On microscope
Foaming ability

Cleaning ability
Cost of tube


Size (oz)
Cost per oz

Homemade 1

Homemade 2

Homemade 3

1. Which toothpaste or toothpastes had the most pleasing appearance? Explain.

2. Which toothpaste felt the most abrasive? Which was the least abrasive?

3. Which toothpaste was the most abrasive making scratches on the microscope slide? Which was the
least abrasive? Tell the abrasives present in each of the toothpastes.


Which toothpaste had the most spreadability? Why is this important?

5. List the toothpastes in order from highest pH (most alkaline) to lowest pH (most acidic).

6. Which toothpaste exhibited the most foaming ability? Which toothpaste exhibited the least foaming
ability? Is this an important property of a toothpaste?

7. Compare the 3 homemade toothpastes you made in this experiment. What are the differences in these

8. Compare the ingredients in the commercial toothpastes you tested.

differences in the toothpastes?

Is there any significant

9. Which toothpaste exhibited the greatest cleaning ability? Which toothpaste exhibited the least
cleaning ability? Can you attribute cleaning ability to any specific ingredients in the toothpaste?

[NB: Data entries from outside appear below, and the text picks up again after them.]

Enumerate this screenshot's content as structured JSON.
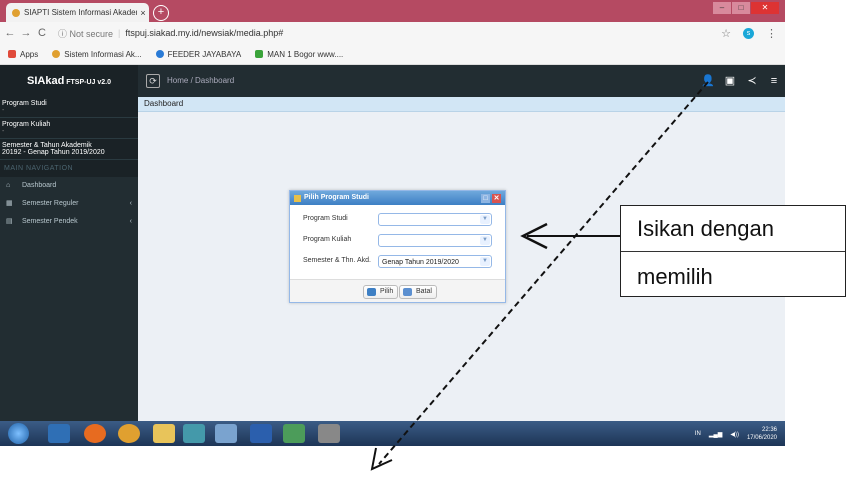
{
  "browser": {
    "tab_title": "SIAPTI Sistem Informasi Akadem",
    "tab_close": "×",
    "new_tab": "+",
    "back": "←",
    "forward": "→",
    "reload": "C",
    "security": "ⓘ Not secure",
    "url": "ftspuj.siakad.my.id/newsiak/media.php#",
    "profile_initial": "s"
  },
  "bookmarks": [
    {
      "label": "Apps",
      "color": "#e04a3a"
    },
    {
      "label": "Sistem Informasi Ak...",
      "color": "#e0a030"
    },
    {
      "label": "FEEDER JAYABAYA",
      "color": "#2a7bd6"
    },
    {
      "label": "MAN 1 Bogor www....",
      "color": "#3aa33a"
    }
  ],
  "app": {
    "logo_main": "SIAkad",
    "logo_sub": " FTSP-UJ v2.0",
    "breadcrumb": "Home / Dashboard"
  },
  "sidebar": {
    "program_studi_label": "Program Studi",
    "program_studi_value": "-",
    "program_kuliah_label": "Program Kuliah",
    "program_kuliah_value": "-",
    "semester_label": "Semester & Tahun Akademik",
    "semester_value": "20192 - Genap Tahun 2019/2020",
    "nav_header": "MAIN NAVIGATION",
    "items": [
      {
        "label": "Dashboard",
        "icon": "home-icon",
        "glyph": "⌂",
        "caret": ""
      },
      {
        "label": "Semester Reguler",
        "icon": "calendar-icon",
        "glyph": "▦",
        "caret": "‹"
      },
      {
        "label": "Semester Pendek",
        "icon": "document-icon",
        "glyph": "▤",
        "caret": "‹"
      }
    ]
  },
  "content": {
    "title": "Dashboard"
  },
  "dialog": {
    "title": "Pilih Program Studi",
    "fields": [
      {
        "label": "Program Studi",
        "value": ""
      },
      {
        "label": "Program Kuliah",
        "value": ""
      },
      {
        "label": "Semester & Thn. Akd.",
        "value": "Genap Tahun 2019/2020"
      }
    ],
    "ok_label": "Pilih",
    "cancel_label": "Batal"
  },
  "taskbar": {
    "lang": "IN",
    "time": "22:36",
    "date": "17/06/2020"
  },
  "annotation": {
    "line1": "Isikan dengan",
    "line2": "memilih"
  },
  "colors": {
    "header_bg": "#222d32",
    "sidebar_bg": "#222d32",
    "dialog_header": "#3d7fc4",
    "tab_bar": "#b54a62"
  }
}
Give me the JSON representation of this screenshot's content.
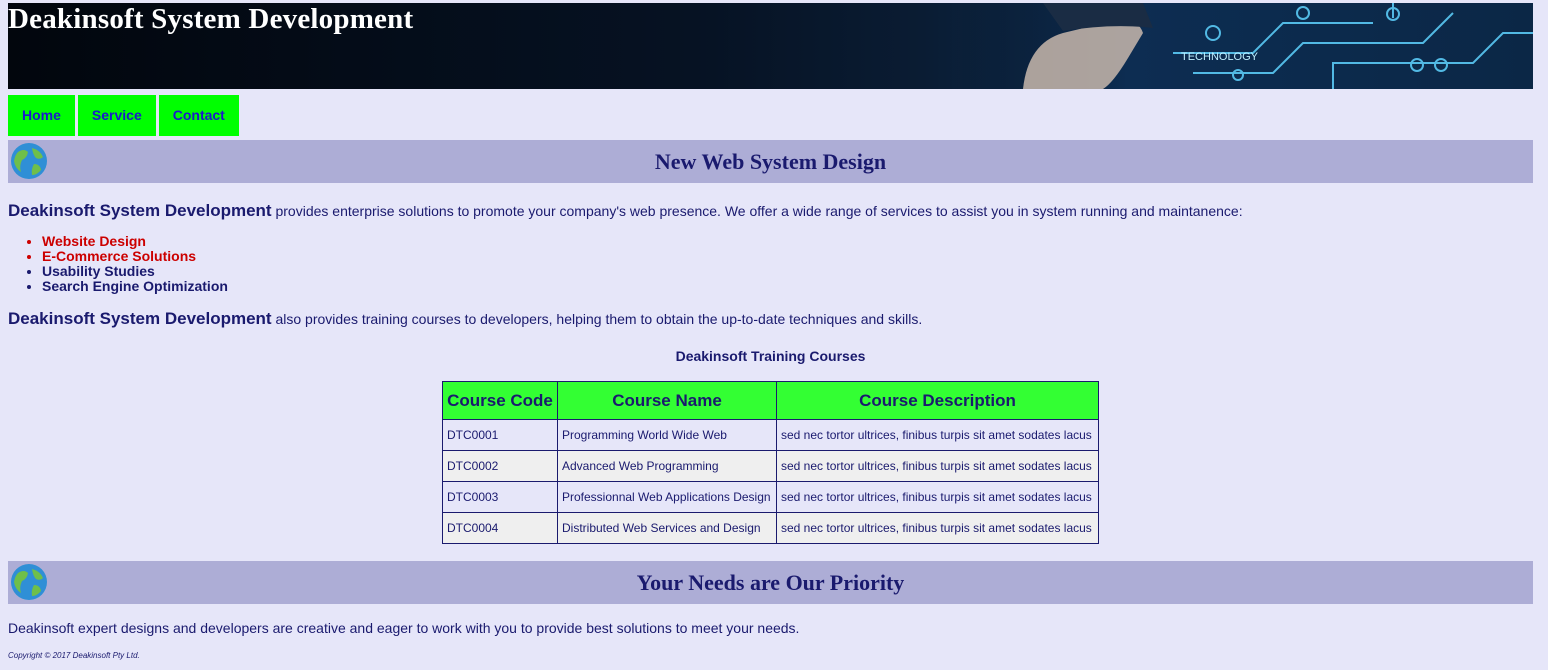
{
  "header": {
    "title": "Deakinsoft System Development",
    "banner_word": "TECHNOLOGY"
  },
  "nav": [
    "Home",
    "Service",
    "Contact"
  ],
  "section1": {
    "heading": "New Web System Design",
    "intro_strong": "Deakinsoft System Development",
    "intro_rest": " provides enterprise solutions to promote your company's web presence. We offer a wide range of services to assist you in system running and maintanence:",
    "services": [
      {
        "label": "Website Design",
        "color": "#cc0000"
      },
      {
        "label": "E-Commerce Solutions",
        "color": "#cc0000"
      },
      {
        "label": "Usability Studies",
        "color": "#1a1a6e"
      },
      {
        "label": "Search Engine Optimization",
        "color": "#1a1a6e"
      }
    ],
    "training_strong": "Deakinsoft System Development",
    "training_rest": " also provides training courses to developers, helping them to obtain the up-to-date techniques and skills."
  },
  "table": {
    "caption": "Deakinsoft Training Courses",
    "headers": [
      "Course Code",
      "Course Name",
      "Course Description"
    ],
    "rows": [
      [
        "DTC0001",
        "Programming World Wide Web",
        "sed nec tortor ultrices, finibus turpis sit amet sodates lacus"
      ],
      [
        "DTC0002",
        "Advanced Web Programming",
        "sed nec tortor ultrices, finibus turpis sit amet sodates lacus"
      ],
      [
        "DTC0003",
        "Professionnal Web Applications Design",
        "sed nec tortor ultrices, finibus turpis sit amet sodates lacus"
      ],
      [
        "DTC0004",
        "Distributed Web Services and Design",
        "sed nec tortor ultrices, finibus turpis sit amet sodates lacus"
      ]
    ]
  },
  "section2": {
    "heading": "Your Needs are Our Priority",
    "text": "Deakinsoft expert designs and developers are creative and eager to work with you to provide best solutions to meet your needs."
  },
  "footer": {
    "copyright": "Copyright © 2017 Deakinsoft Pty Ltd."
  },
  "colors": {
    "page_bg": "#e6e6f9",
    "nav_bg": "#00ff00",
    "heading_bar": "#adadd6",
    "table_header": "#33ff33",
    "text": "#1a1a6e"
  }
}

10. Based on the properties your observed and the price of the toothpastes, which toothpaste do you
consider is the greatest value?